▸ What the exercise asks
In the entries below, find each line with the word "glyph" and pull it out.

▸ Data for processing
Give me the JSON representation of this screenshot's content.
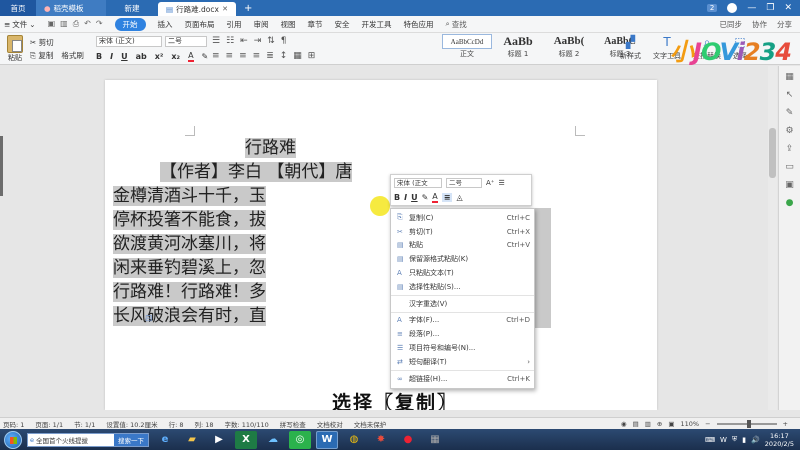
{
  "tabs": {
    "home": "首页",
    "templates": "稻壳模板",
    "new": "新建",
    "document": "行路难.docx",
    "badge": "2"
  },
  "menu": {
    "file": "文件",
    "items": [
      "开始",
      "插入",
      "页面布局",
      "引用",
      "审阅",
      "视图",
      "章节",
      "安全",
      "开发工具",
      "特色应用"
    ],
    "find": "查找",
    "sync": "已同步",
    "collab": "协作",
    "share": "分享"
  },
  "ribbon": {
    "paste": "粘贴",
    "cut": "剪切",
    "copy": "复制",
    "format_painter": "格式刷",
    "font_name": "宋体 (正文)",
    "font_size": "二号",
    "bold": "B",
    "italic": "I",
    "underline": "U",
    "styles": [
      {
        "preview": "AaBbCcDd",
        "name": "正文"
      },
      {
        "preview": "AaBb",
        "name": "标题 1"
      },
      {
        "preview": "AaBb(",
        "name": "标题 2"
      },
      {
        "preview": "AaBbC",
        "name": "标题 3"
      }
    ],
    "new_style": "新样式",
    "text_tools": "文字工具",
    "find_replace": "查找替换",
    "select": "选择"
  },
  "document": {
    "title": "行路难",
    "author_line": "【作者】李白 【朝代】唐",
    "body_lines": [
      "金樽清酒斗十千，玉",
      "停杯投箸不能食，拔",
      "欲渡黄河冰塞川，将",
      "闲来垂钓碧溪上，忽",
      "行路难！行路难！多",
      "长风破浪会有时，直"
    ]
  },
  "mini_toolbar": {
    "font_name": "宋体 (正文",
    "font_size": "二号",
    "bold": "B",
    "italic": "I",
    "underline": "U",
    "font_color": "A"
  },
  "context_menu": [
    {
      "label": "复制(C)",
      "shortcut": "Ctrl+C",
      "icon": "copy-icon",
      "glyph": "⎘"
    },
    {
      "label": "剪切(T)",
      "shortcut": "Ctrl+X",
      "icon": "scissors-icon",
      "glyph": "✂"
    },
    {
      "label": "粘贴",
      "shortcut": "Ctrl+V",
      "icon": "paste-icon",
      "glyph": "▤"
    },
    {
      "label": "保留源格式粘贴(K)",
      "shortcut": "",
      "icon": "paste-keep-format-icon",
      "glyph": "▤"
    },
    {
      "label": "只粘贴文本(T)",
      "shortcut": "",
      "icon": "paste-text-icon",
      "glyph": "A"
    },
    {
      "label": "选择性粘贴(S)...",
      "shortcut": "",
      "icon": "paste-special-icon",
      "glyph": "▤"
    },
    {
      "sep": true
    },
    {
      "label": "汉字重选(V)",
      "shortcut": "",
      "icon": "",
      "glyph": ""
    },
    {
      "sep": true
    },
    {
      "label": "字体(F)...",
      "shortcut": "Ctrl+D",
      "icon": "font-icon",
      "glyph": "A"
    },
    {
      "label": "段落(P)...",
      "shortcut": "",
      "icon": "paragraph-icon",
      "glyph": "≡"
    },
    {
      "label": "项目符号和编号(N)...",
      "shortcut": "",
      "icon": "bullets-icon",
      "glyph": "☰"
    },
    {
      "label": "短句翻译(T)",
      "shortcut": "›",
      "icon": "translate-icon",
      "glyph": "⇄"
    },
    {
      "sep": true
    },
    {
      "label": "超链接(H)...",
      "shortcut": "Ctrl+K",
      "icon": "hyperlink-icon",
      "glyph": "∞"
    }
  ],
  "caption": "选择〖复制〗",
  "statusbar": {
    "page_no": "页码: 1",
    "page": "页面: 1/1",
    "section": "节: 1/1",
    "setting": "设置值: 10.2厘米",
    "row": "行: 8",
    "col": "列: 18",
    "words": "字数: 110/110",
    "spell": "拼写检查",
    "proof": "文档校对",
    "protect": "文档未保护",
    "zoom": "110%"
  },
  "taskbar": {
    "search_text": "全国首个火线提拔",
    "search_button": "搜索一下",
    "time": "16:17",
    "date": "2020/2/5"
  },
  "colors": {
    "accent": "#2b6bb3",
    "selection": "#c9c9c9",
    "start_button": "#2f82e0"
  }
}
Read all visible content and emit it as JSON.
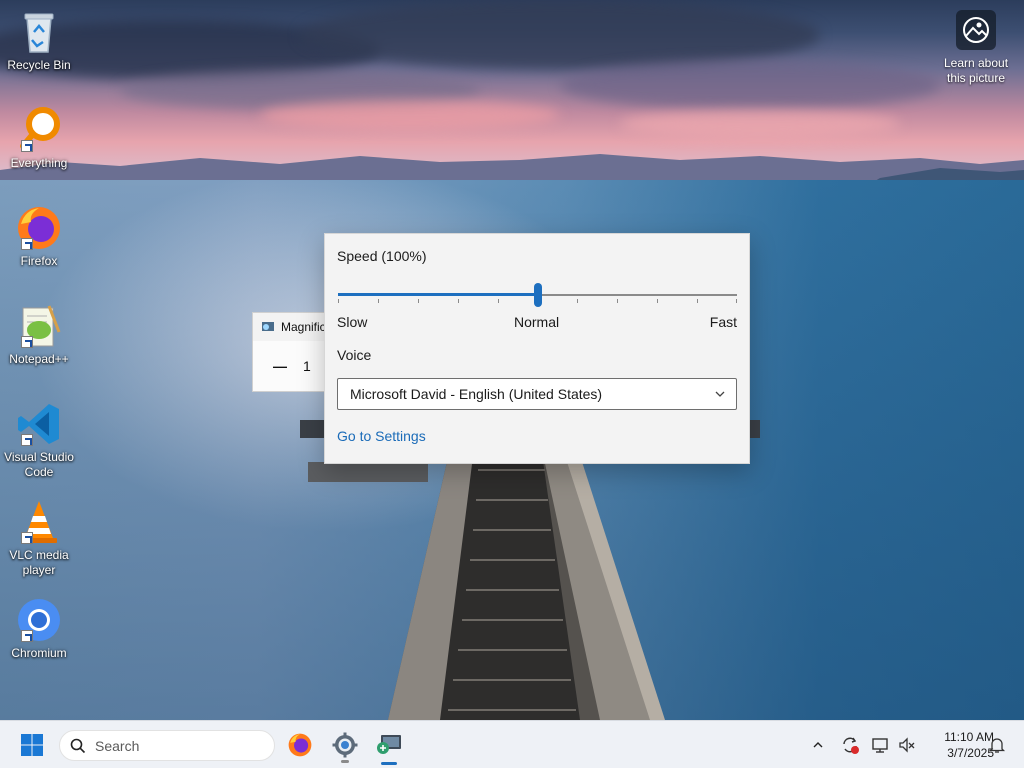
{
  "desktop": {
    "icons": [
      {
        "label": "Recycle Bin",
        "icon": "recycle-bin-icon"
      },
      {
        "label": "Everything",
        "icon": "everything-search-icon"
      },
      {
        "label": "Firefox",
        "icon": "firefox-icon"
      },
      {
        "label": "Notepad++",
        "icon": "notepad-plus-plus-icon"
      },
      {
        "label": "Visual Studio Code",
        "icon": "vscode-icon"
      },
      {
        "label": "VLC media player",
        "icon": "vlc-icon"
      },
      {
        "label": "Chromium",
        "icon": "chromium-icon"
      }
    ],
    "learn_about": "Learn about this picture"
  },
  "magnifier": {
    "title": "Magnific",
    "minus": "—",
    "zoom_partial": "1"
  },
  "reader_flyout": {
    "speed_label": "Speed (100%)",
    "speed_fraction": 0.5,
    "scale_slow": "Slow",
    "scale_normal": "Normal",
    "scale_fast": "Fast",
    "voice_label": "Voice",
    "voice_value": "Microsoft David - English (United States)",
    "settings_link": "Go to Settings",
    "accent_color": "#1d6fbf"
  },
  "taskbar": {
    "search_placeholder": "Search",
    "apps": [
      "firefox-icon",
      "settings-gear-icon",
      "magnifier-icon"
    ],
    "clock_time": "11:10 AM",
    "clock_date": "3/7/2025"
  }
}
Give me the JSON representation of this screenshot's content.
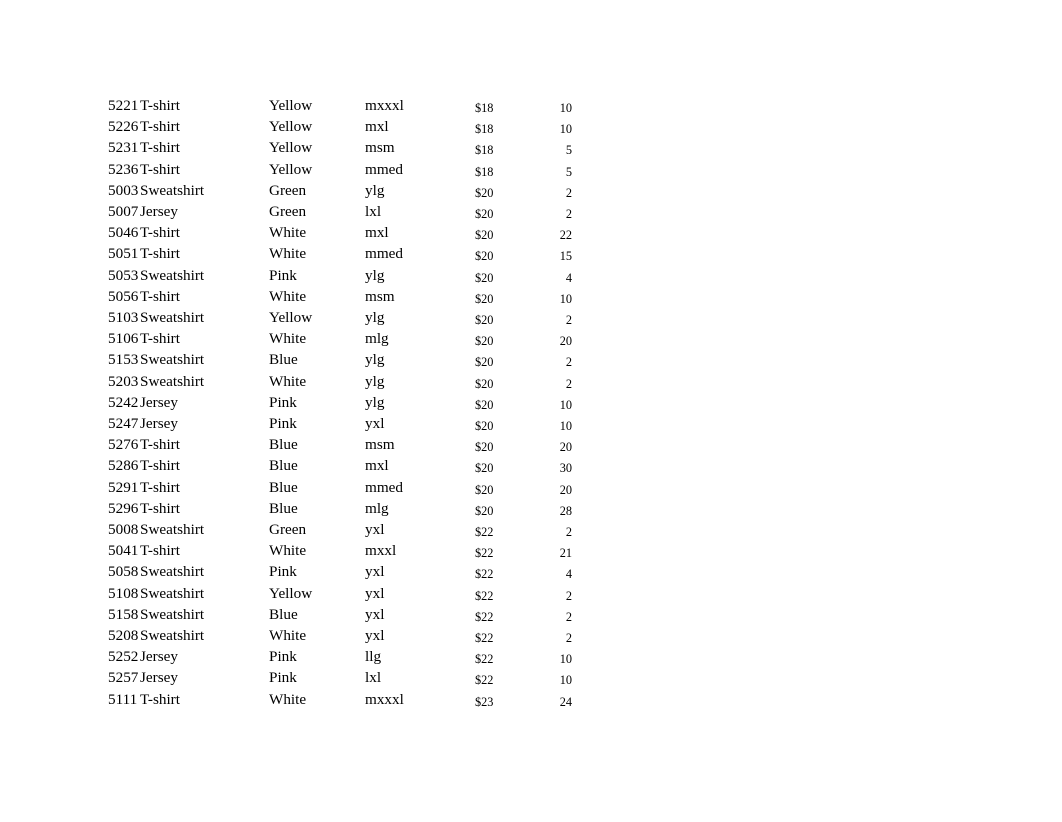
{
  "document": {
    "kind": "inventory-listing",
    "background_color": "#ffffff",
    "text_color": "#000000",
    "row_count": 29,
    "columns": [
      "id",
      "product",
      "color",
      "size",
      "price",
      "quantity"
    ]
  },
  "rows": [
    {
      "id": "5221",
      "product": "T-shirt",
      "color": "Yellow",
      "size": "mxxxl",
      "price": "$18",
      "quantity": "10"
    },
    {
      "id": "5226",
      "product": "T-shirt",
      "color": "Yellow",
      "size": "mxl",
      "price": "$18",
      "quantity": "10"
    },
    {
      "id": "5231",
      "product": "T-shirt",
      "color": "Yellow",
      "size": "msm",
      "price": "$18",
      "quantity": "5"
    },
    {
      "id": "5236",
      "product": "T-shirt",
      "color": "Yellow",
      "size": "mmed",
      "price": "$18",
      "quantity": "5"
    },
    {
      "id": "5003",
      "product": "Sweatshirt",
      "color": "Green",
      "size": "ylg",
      "price": "$20",
      "quantity": "2"
    },
    {
      "id": "5007",
      "product": "Jersey",
      "color": "Green",
      "size": "lxl",
      "price": "$20",
      "quantity": "2"
    },
    {
      "id": "5046",
      "product": "T-shirt",
      "color": "White",
      "size": "mxl",
      "price": "$20",
      "quantity": "22"
    },
    {
      "id": "5051",
      "product": "T-shirt",
      "color": "White",
      "size": "mmed",
      "price": "$20",
      "quantity": "15"
    },
    {
      "id": "5053",
      "product": "Sweatshirt",
      "color": "Pink",
      "size": "ylg",
      "price": "$20",
      "quantity": "4"
    },
    {
      "id": "5056",
      "product": "T-shirt",
      "color": "White",
      "size": "msm",
      "price": "$20",
      "quantity": "10"
    },
    {
      "id": "5103",
      "product": "Sweatshirt",
      "color": "Yellow",
      "size": "ylg",
      "price": "$20",
      "quantity": "2"
    },
    {
      "id": "5106",
      "product": "T-shirt",
      "color": "White",
      "size": "mlg",
      "price": "$20",
      "quantity": "20"
    },
    {
      "id": "5153",
      "product": "Sweatshirt",
      "color": "Blue",
      "size": "ylg",
      "price": "$20",
      "quantity": "2"
    },
    {
      "id": "5203",
      "product": "Sweatshirt",
      "color": "White",
      "size": "ylg",
      "price": "$20",
      "quantity": "2"
    },
    {
      "id": "5242",
      "product": "Jersey",
      "color": "Pink",
      "size": "ylg",
      "price": "$20",
      "quantity": "10"
    },
    {
      "id": "5247",
      "product": "Jersey",
      "color": "Pink",
      "size": "yxl",
      "price": "$20",
      "quantity": "10"
    },
    {
      "id": "5276",
      "product": "T-shirt",
      "color": "Blue",
      "size": "msm",
      "price": "$20",
      "quantity": "20"
    },
    {
      "id": "5286",
      "product": "T-shirt",
      "color": "Blue",
      "size": "mxl",
      "price": "$20",
      "quantity": "30"
    },
    {
      "id": "5291",
      "product": "T-shirt",
      "color": "Blue",
      "size": "mmed",
      "price": "$20",
      "quantity": "20"
    },
    {
      "id": "5296",
      "product": "T-shirt",
      "color": "Blue",
      "size": "mlg",
      "price": "$20",
      "quantity": "28"
    },
    {
      "id": "5008",
      "product": "Sweatshirt",
      "color": "Green",
      "size": "yxl",
      "price": "$22",
      "quantity": "2"
    },
    {
      "id": "5041",
      "product": "T-shirt",
      "color": "White",
      "size": "mxxl",
      "price": "$22",
      "quantity": "21"
    },
    {
      "id": "5058",
      "product": "Sweatshirt",
      "color": "Pink",
      "size": "yxl",
      "price": "$22",
      "quantity": "4"
    },
    {
      "id": "5108",
      "product": "Sweatshirt",
      "color": "Yellow",
      "size": "yxl",
      "price": "$22",
      "quantity": "2"
    },
    {
      "id": "5158",
      "product": "Sweatshirt",
      "color": "Blue",
      "size": "yxl",
      "price": "$22",
      "quantity": "2"
    },
    {
      "id": "5208",
      "product": "Sweatshirt",
      "color": "White",
      "size": "yxl",
      "price": "$22",
      "quantity": "2"
    },
    {
      "id": "5252",
      "product": "Jersey",
      "color": "Pink",
      "size": "llg",
      "price": "$22",
      "quantity": "10"
    },
    {
      "id": "5257",
      "product": "Jersey",
      "color": "Pink",
      "size": "lxl",
      "price": "$22",
      "quantity": "10"
    },
    {
      "id": "5111",
      "product": "T-shirt",
      "color": "White",
      "size": "mxxxl",
      "price": "$23",
      "quantity": "24"
    }
  ]
}
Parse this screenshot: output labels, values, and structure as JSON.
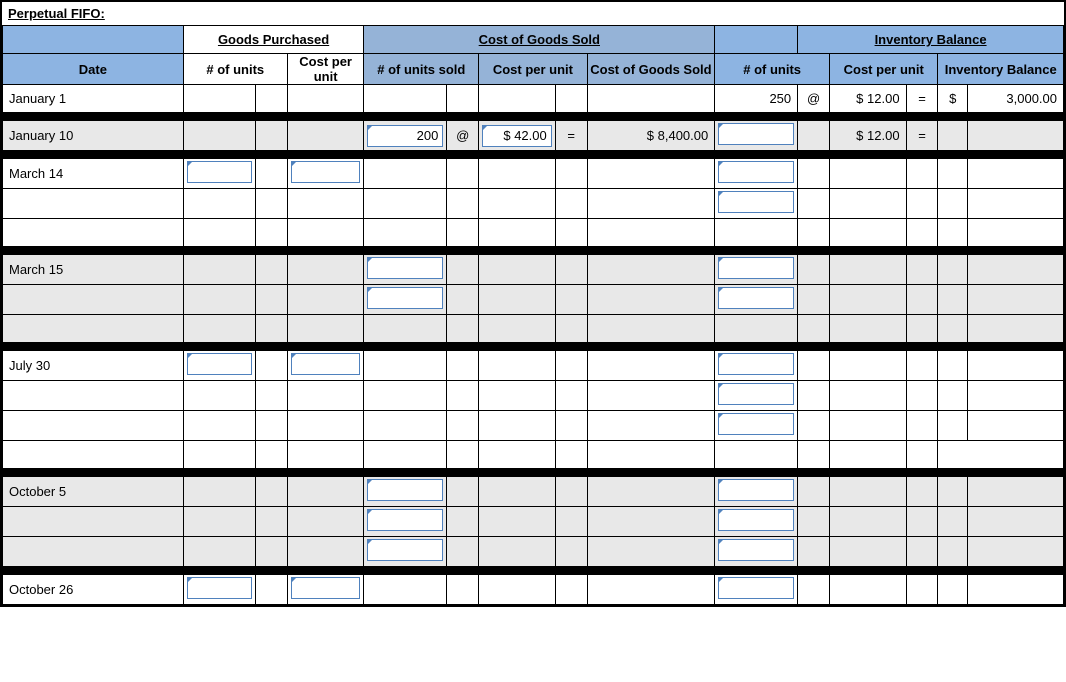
{
  "title": "Perpetual FIFO:",
  "headers": {
    "goods_purchased": "Goods Purchased",
    "cogs": "Cost of Goods Sold",
    "inventory_balance": "Inventory Balance",
    "date": "Date",
    "num_units": "# of units",
    "cost_per_unit": "Cost per unit",
    "num_units_sold": "# of units sold",
    "cost_of_goods_sold": "Cost of Goods Sold",
    "inventory_balance_col": "Inventory Balance",
    "units_short": "# of\nunits"
  },
  "symbols": {
    "at": "@",
    "eq": "=",
    "dollar": "$"
  },
  "rows": {
    "jan1": {
      "date": "January 1",
      "inv_units": "250",
      "inv_cost": "$ 12.00",
      "inv_balance": "3,000.00"
    },
    "jan10": {
      "date": "January 10",
      "sold_units": "200",
      "sold_cost": "$ 42.00",
      "sold_total": "$   8,400.00",
      "inv_cost": "$ 12.00"
    },
    "mar14": {
      "date": "March 14"
    },
    "mar15": {
      "date": "March 15"
    },
    "jul30": {
      "date": "July 30"
    },
    "oct5": {
      "date": "October 5"
    },
    "oct26": {
      "date": "October 26"
    }
  }
}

▸ Response area
      "glyph": "⎘"
      "glyph": "✂"
      "glyph": "▤"
      "glyph": "▤"
      "glyph": "A"
      "glyph": "▤"
      "glyph": ""
      "glyph": "A"
      "glyph": "≡"
      "glyph": "☰"
      "glyph": "⇄"
      "glyph": "∞"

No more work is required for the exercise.